fifty(19)=2.0
thousand(20)=2.0
british(21)=2.0
pounds(22)=4.0
sterling(23)=2.0

credit(114)=1.0
officer(115)=1.0
of(12)=2.0
one(16)=2.0
and(18)=3.0
only(24)=1.0
is(26)=3.0
you(28)=7.0
that(29)=2.0
your(30)=5.0
with(37)=2.0
us(38)=1.0
since(39)=1.0
in(44)=3.0
the(46)=3.0
to(58)=8.0
when(61)=1.0
be(64)=2.0
are(71)=2.0
email(86)=1.0
for(87)=4.0
do(90)=1.0

attend(202)=1.0
icml(203)=1.0

Bag-of-words

• Vocabulary size: 203 (in a real corpus, more like 10000)

• Representation is sparse: Only non-zero entries recorded

• Nonetheless, still a fixed-size feature vector

• Typical tricks: omit punctuation, omit capitalization, omit stop words

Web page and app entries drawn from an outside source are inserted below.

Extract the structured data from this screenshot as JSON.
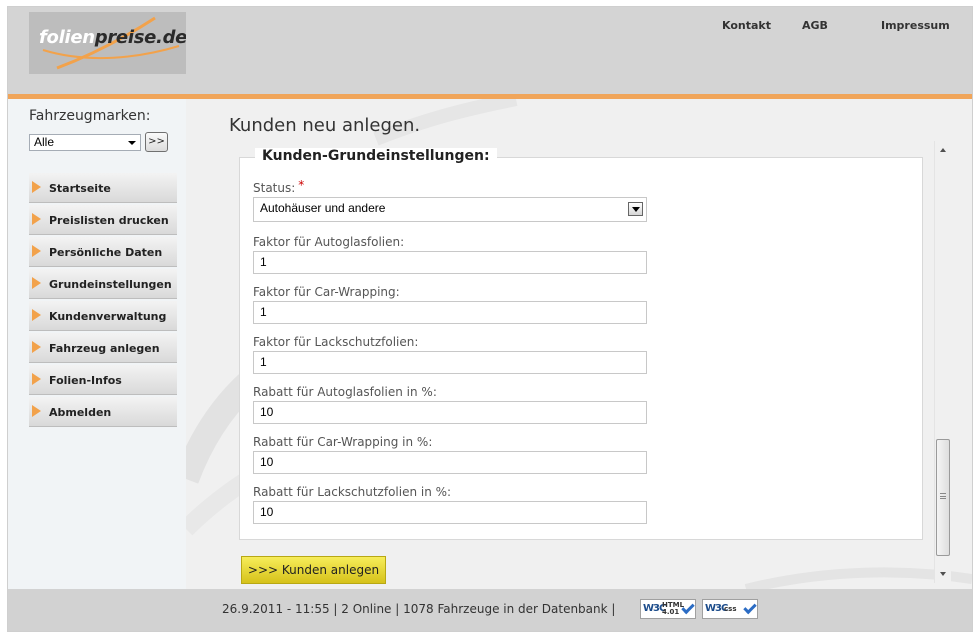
{
  "header": {
    "logo": {
      "part1": "folien",
      "part2": "preise.de"
    },
    "links": [
      "Kontakt",
      "AGB",
      "Impressum"
    ]
  },
  "sidebar": {
    "brand_label": "Fahrzeugmarken:",
    "brand_select_value": "Alle",
    "brand_go_label": ">>",
    "nav": [
      {
        "label": "Startseite"
      },
      {
        "label": "Preislisten drucken"
      },
      {
        "label": "Persönliche Daten"
      },
      {
        "label": "Grundeinstellungen"
      },
      {
        "label": "Kundenverwaltung"
      },
      {
        "label": "Fahrzeug anlegen"
      },
      {
        "label": "Folien-Infos"
      },
      {
        "label": "Abmelden"
      }
    ]
  },
  "main": {
    "page_title": "Kunden neu anlegen.",
    "fieldset_legend": "Kunden-Grundeinstellungen:",
    "status": {
      "label": "Status:",
      "required_mark": "*",
      "value": "Autohäuser und andere"
    },
    "fields": [
      {
        "label": "Faktor für Autoglasfolien:",
        "value": "1"
      },
      {
        "label": "Faktor für Car-Wrapping:",
        "value": "1"
      },
      {
        "label": "Faktor für Lackschutzfolien:",
        "value": "1"
      },
      {
        "label": "Rabatt für Autoglasfolien in %:",
        "value": "10"
      },
      {
        "label": "Rabatt für Car-Wrapping in %:",
        "value": "10"
      },
      {
        "label": "Rabatt für Lackschutzfolien in %:",
        "value": "10"
      }
    ],
    "submit_label": ">>> Kunden anlegen"
  },
  "footer": {
    "text": "26.9.2011 - 11:55 | 2 Online | 1078 Fahrzeuge in der Datenbank |",
    "badges": [
      {
        "w3": "W3C",
        "kind_line1": "HTML",
        "kind_line2": "4.01"
      },
      {
        "w3": "W3C",
        "kind_line1": "css",
        "kind_line2": ""
      }
    ]
  },
  "colors": {
    "accent_orange": "#f0a55a",
    "nav_chevron": "#f2a24b",
    "submit_yellow": "#e6d52e",
    "required_red": "#cc0000"
  },
  "icons": [
    "chevron-right-icon",
    "dropdown-arrow-icon",
    "w3c-check-icon"
  ]
}
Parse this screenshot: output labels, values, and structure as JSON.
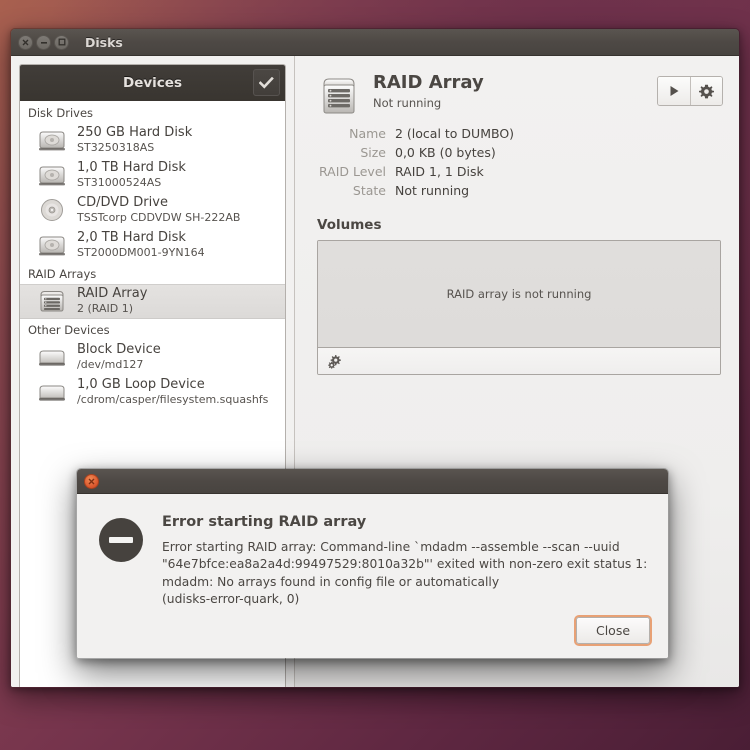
{
  "window": {
    "title": "Disks",
    "buttons": [
      {
        "name": "close",
        "glyph": "close-icon"
      },
      {
        "name": "minimize",
        "glyph": "minimize-icon"
      },
      {
        "name": "maximize",
        "glyph": "maximize-icon"
      }
    ]
  },
  "sidebar": {
    "header_title": "Devices",
    "check_icon": "checkmark-icon",
    "groups": [
      {
        "label": "Disk Drives",
        "items": [
          {
            "icon": "hard-disk-icon",
            "name": "250 GB Hard Disk",
            "sub": "ST3250318AS",
            "selected": false
          },
          {
            "icon": "hard-disk-icon",
            "name": "1,0 TB Hard Disk",
            "sub": "ST31000524AS",
            "selected": false
          },
          {
            "icon": "optical-disc-icon",
            "name": "CD/DVD Drive",
            "sub": "TSSTcorp CDDVDW SH-222AB",
            "selected": false
          },
          {
            "icon": "hard-disk-icon",
            "name": "2,0 TB Hard Disk",
            "sub": "ST2000DM001-9YN164",
            "selected": false
          }
        ]
      },
      {
        "label": "RAID Arrays",
        "items": [
          {
            "icon": "raid-array-icon",
            "name": "RAID Array",
            "sub": "2 (RAID 1)",
            "selected": true
          }
        ]
      },
      {
        "label": "Other Devices",
        "items": [
          {
            "icon": "block-device-icon",
            "name": "Block Device",
            "sub": "/dev/md127",
            "selected": false
          },
          {
            "icon": "block-device-icon",
            "name": "1,0 GB Loop Device",
            "sub": "/cdrom/casper/filesystem.squashfs",
            "selected": false
          }
        ]
      }
    ]
  },
  "detail": {
    "icon": "raid-array-icon",
    "title": "RAID Array",
    "subtitle": "Not running",
    "toolbar": [
      {
        "name": "start-array-button",
        "icon": "play-icon"
      },
      {
        "name": "array-options-button",
        "icon": "gear-icon"
      }
    ],
    "info": [
      {
        "key": "Name",
        "value": "2 (local to DUMBO)"
      },
      {
        "key": "Size",
        "value": "0,0 KB (0 bytes)"
      },
      {
        "key": "RAID Level",
        "value": "RAID 1, 1 Disk"
      },
      {
        "key": "State",
        "value": "Not running"
      }
    ]
  },
  "volumes": {
    "label": "Volumes",
    "empty_text": "RAID array is not running",
    "toolbar_icon": "gears-icon"
  },
  "dialog": {
    "close_dot_icon": "close-icon",
    "severity_icon": "error-minus-icon",
    "heading": "Error starting RAID array",
    "message": "Error starting RAID array: Command-line `mdadm --assemble  --scan --uuid \"64e7bfce:ea8a2a4d:99497529:8010a32b\"' exited with non-zero exit status 1: mdadm: No arrays found in config file or automatically\n (udisks-error-quark, 0)",
    "close_label": "Close"
  },
  "colors": {
    "titlebar": "#4e4945",
    "desktop": "#77354d",
    "accent_orange": "#d9552c",
    "focus_ring": "#e8a175",
    "panel_bg": "#f2f1f0",
    "sidebar_bg": "#ffffff",
    "devices_header_bg": "#393530"
  }
}
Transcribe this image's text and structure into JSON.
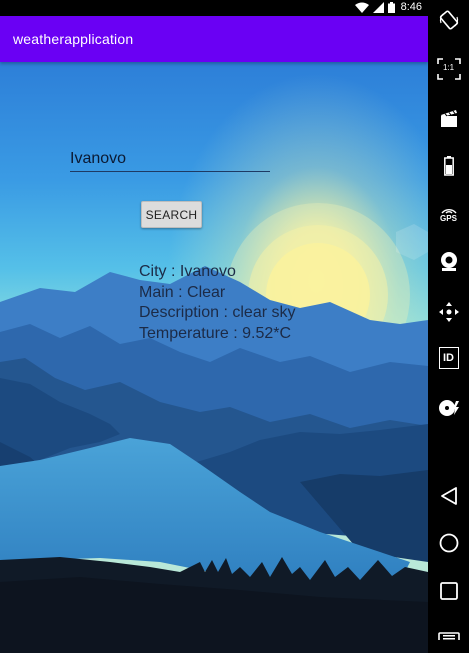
{
  "status_bar": {
    "time": "8:46"
  },
  "app_bar": {
    "title": "weatherapplication"
  },
  "search": {
    "city_value": "Ivanovo",
    "button_label": "SEARCH"
  },
  "result": {
    "city": "City : Ivanovo",
    "main": "Main : Clear",
    "description": "Description : clear sky",
    "temperature": "Temperature : 9.52*C"
  },
  "side_bar": {
    "icons": [
      "rotate-icon",
      "fullscreen-icon",
      "clapper-icon",
      "battery-icon",
      "gps-icon",
      "webcam-icon",
      "move-icon",
      "id-icon",
      "media-icon",
      "back-icon",
      "home-icon",
      "recents-icon",
      "menu-icon"
    ],
    "gps_label": "GPS",
    "id_label": "ID",
    "ratio_label": "1:1"
  }
}
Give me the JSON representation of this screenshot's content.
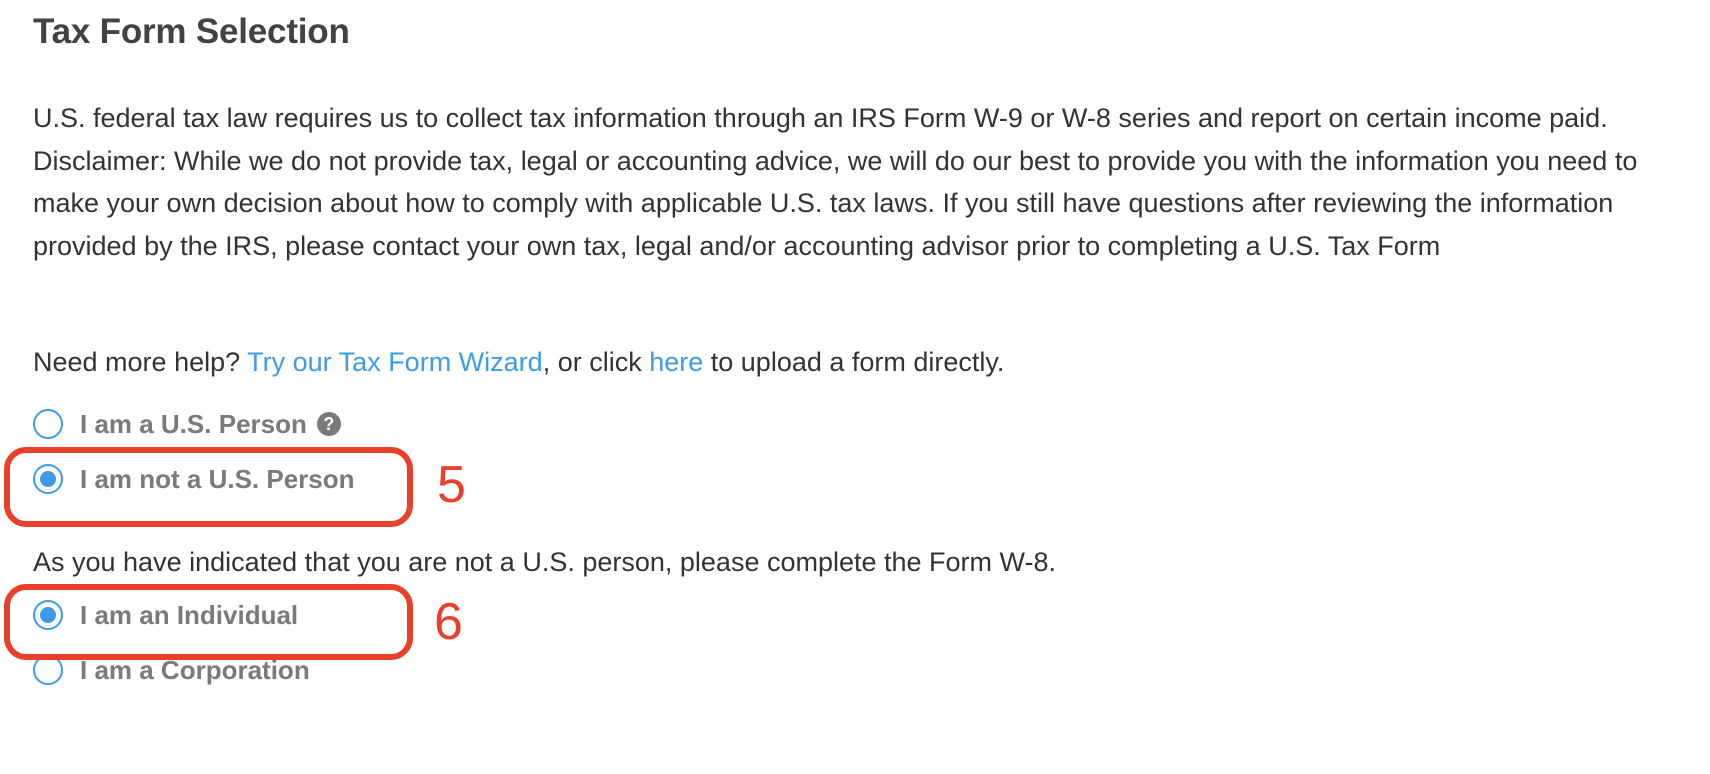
{
  "page": {
    "title": "Tax Form Selection",
    "disclaimer": "U.S. federal tax law requires us to collect tax information through an IRS Form W-9 or W-8 series and report on certain income paid. Disclaimer: While we do not provide tax, legal or accounting advice, we will do our best to provide you with the information you need to make your own decision about how to comply with applicable U.S. tax laws. If you still have questions after reviewing the information provided by the IRS, please contact your own tax, legal and/or accounting advisor prior to completing a U.S. Tax Form",
    "help": {
      "prefix": "Need more help? ",
      "wizard_link": "Try our Tax Form Wizard",
      "middle": ", or click ",
      "here_link": "here",
      "suffix": " to upload a form directly."
    },
    "person_options": [
      {
        "label": "I am a U.S. Person",
        "checked": false,
        "has_help_icon": true
      },
      {
        "label": "I am not a U.S. Person",
        "checked": true
      }
    ],
    "notice": "As you have indicated that you are not a U.S. person, please complete the Form W-8.",
    "entity_options": [
      {
        "label": "I am an Individual",
        "checked": true
      },
      {
        "label": "I am a Corporation",
        "checked": false
      }
    ],
    "help_icon_glyph": "?"
  },
  "annotations": [
    {
      "number": "5",
      "target": "I am not a U.S. Person"
    },
    {
      "number": "6",
      "target": "I am an Individual"
    }
  ],
  "colors": {
    "link": "#3d9be9",
    "radio": "#3d9be9",
    "annotation": "#e8402a",
    "label": "#7a7a7a"
  }
}
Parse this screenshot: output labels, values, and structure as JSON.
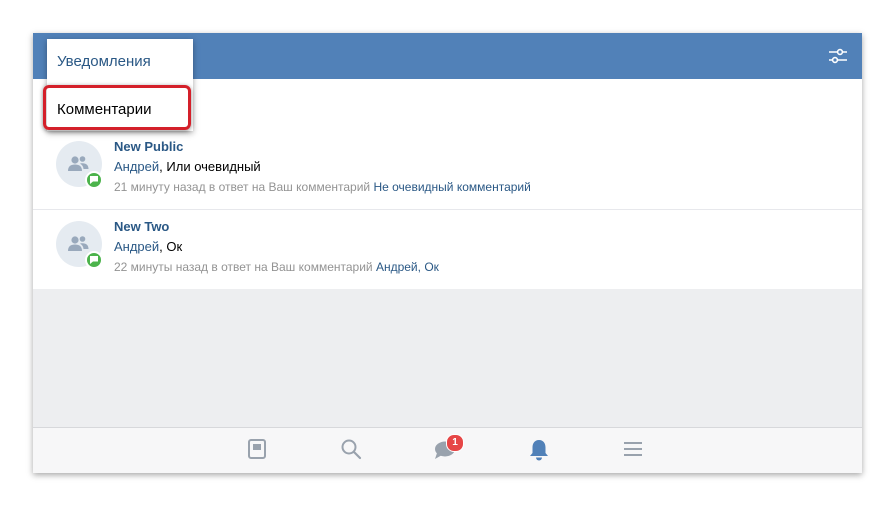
{
  "header": {
    "filter_icon": "sliders-icon",
    "background": "#5181b8"
  },
  "dropdown": {
    "items": [
      {
        "label": "Уведомления"
      },
      {
        "label": "Комментарии"
      }
    ]
  },
  "feed": [
    {
      "title": "New Public",
      "author": "Андрей",
      "separator": ", ",
      "text": "Или очевидный",
      "time": "21 минуту назад в ответ на Ваш комментарий",
      "reply_link": "Не очевидный комментарий"
    },
    {
      "title": "New Two",
      "author": "Андрей",
      "separator": ", ",
      "text": "Ок",
      "time": "22 минуты назад в ответ на Ваш комментарий",
      "reply_author": "Андрей",
      "reply_sep": ", ",
      "reply_text": "Ок"
    }
  ],
  "bottom_nav": {
    "items": [
      "news-icon",
      "search-icon",
      "messages-icon",
      "notifications-icon",
      "menu-icon"
    ],
    "messages_badge": "1"
  },
  "colors": {
    "accent": "#5181b8",
    "link": "#2a5885",
    "badge": "#e64646",
    "comment_badge": "#4bb34b",
    "highlight": "#d4202a"
  }
}
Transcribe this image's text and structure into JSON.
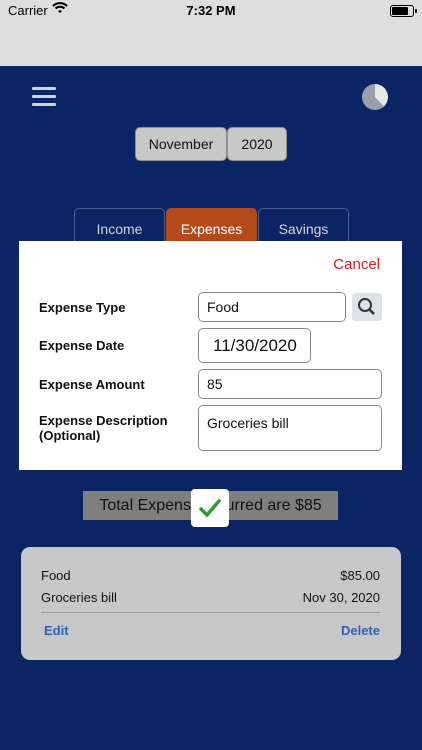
{
  "status_bar": {
    "carrier": "Carrier",
    "time": "7:32 PM",
    "battery_level": 0.9
  },
  "header": {
    "month": "November",
    "year": "2020"
  },
  "tabs": [
    "Income",
    "Expenses",
    "Savings"
  ],
  "active_tab": "Expenses",
  "modal": {
    "cancel_label": "Cancel",
    "fields": {
      "type_label": "Expense Type",
      "type_value": "Food",
      "date_label": "Expense Date",
      "date_value": "11/30/2020",
      "amount_label": "Expense Amount",
      "amount_value": "85",
      "description_label_line1": "Expense Description",
      "description_label_line2": "(Optional)",
      "description_value": "Groceries bill"
    }
  },
  "total_message": "Total Expens      curred are $85",
  "entry": {
    "category": "Food",
    "amount": "$85.00",
    "description": "Groceries bill",
    "date": "Nov 30, 2020",
    "edit_label": "Edit",
    "delete_label": "Delete"
  },
  "colors": {
    "background": "#0b2463",
    "accent": "#b44a1a",
    "cancel": "#d81e1e",
    "link": "#2b62b8",
    "check": "#2e9a2e"
  },
  "icons": [
    "wifi-icon",
    "battery-icon",
    "hamburger-menu-icon",
    "pie-chart-icon",
    "search-icon",
    "checkmark-icon"
  ]
}
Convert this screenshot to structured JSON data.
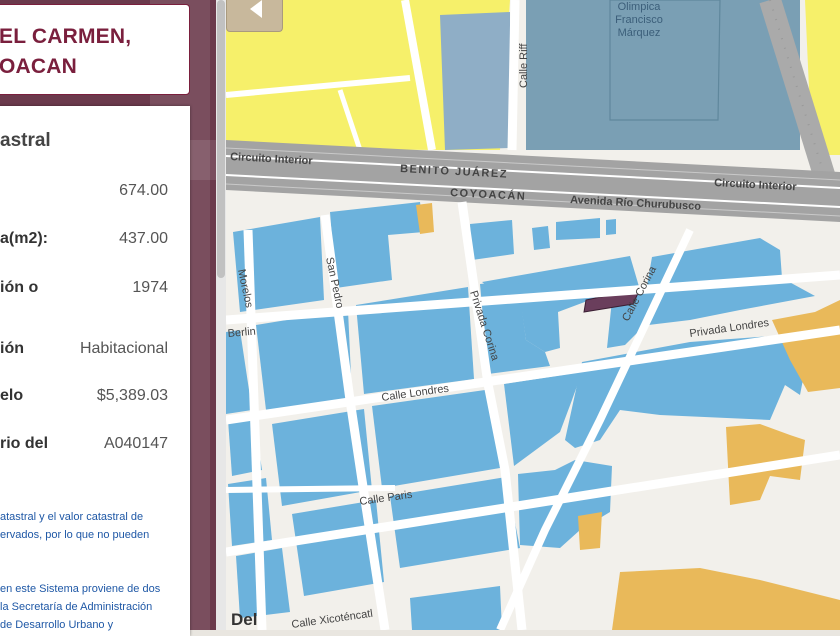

• liblinear, libsvm, and mallet are three excellent tools

Beyond Bag of Words

• Simple! Maybe too simple?

• All structure, i.e., relationships between words, is lost.

• “Michael ate the fish.”

• “The fish ate Michael.”

Structural Features I: Bigrams

• Count all pairs of adjacent words, throw them in with our original bag of words.

paribas_harewood(208)=1.0
harewood_avenue(209)=1.0
avenue_london(210)=1.0
london_nw(211)=1.0

chief_credit(664)=1.0
credit_officer(665)=1.0

of_one(666)=1.0
one_and(667)=1.0
and_only(668)=1.0
only_is(669)=1.0
is_you(670)=1.0
you_that(671)=1.0

meet_attend(672)=1.0
attend_icml(673)=1.0

• Trigrams, 4-grams, …, N-grams…

Structural Features II: Parts of Speech

• “Go milk the cow.” milk is a Verb Phrase

• “Drink your milk.” milk is a Noun Phrase

• A part-of-speech tagger can tell the difference.

milk_VP=1.0
milk_NP=1.0

Structural Features III: Parsing

    (S (NP Michael)
(VP ate
(NP the fish))
.)

    (S(NP)(VP(NP)))=1.0\
(S(NP\_Michael)(VP(NP)))=1.0\


Structural Features III: Parsing

“Do not tell them our products contain asbestos.”

“Tell them our products do not contain asbestos.”

    (S (VP Do not
(VP tell
(NP them)
(SBAR (S (NP our products)
(VP contain
(NP asbestos))))))
.)

(S (VP Tell
(NP them)
(SBAR (S (NP our products)
(VP do not
(VP contain
(NP asbestos))))))
.)

(VP contain (NP asbestos))=1.0\
(VP do not (VP contain (NP asbestos)))=1.0\


Images: Cat or dog?

1. Identify the prediction you want to make.

2. Identify the information you need to make each prediction.

3. Summarize that information into a feature vector.

4. Pass the result to a supervised learner

Image features

1. Summarize that information into a feature vector.
• Do I need to summarize? Can I just use pixels?

• The average lolcat has 250,000 pixels

• Pixels are affected by many non-cat-related issues, including:

• Color of cat

• Distance to cat

• Illumination

• Background

• Expecting to learn that the important difference is the cat-dog difference rather than some other accidental difference is unrealistic.

What is an image feature?

• A function that given an image produces some (relatively) low-dimensional output but retains some (relatively) interesting information

• “Global” image features:

• Mean (median, mode) pixel intensity - very low-dimensional, super boring, probably not useful

• RGB histogram(s) - $$(2^8 \cdot 3)$$-dimensional vector, no spatial information, might help find some objects (e.g. Canadian flag vs. American flag?)

• Image “gradient” - 2D vector pointing at direction of increasing brightness

What is an image feature?

• “Local” image features:

• Global features applied to little patches of the big image

• Dense if we pre-determine the patches (say using a grid)

• Sparse if we decide which ones to compute based on the image itself

Dense vs. Sparse

• Dense seems good – fixed-length feature vector!

• What if the important information is between grid cells?

• Too fine a grid is impractical.

• Famous sparse local image features: The Scale-Invariant Feature Transform (SIFT),
Lowe, David G. ’Distinctive Image Features from Scale Invariant Features’, International Journal of Computer Vision, Vol. 60, No. 2, 2004, pp. 91-110

Identifying Interesting Points (“keypoints”)

• A point is interesting if it is much darker or brighter than its “neighbors” according to difference-of-Gaussians filter.

• “Interestingness” will depend on both the (x,y) location in the image, and on the chosen scale $$\sigma$$ of the filter.
• The “scale” of a point is the $$\sigma$$ that makes it most interesting.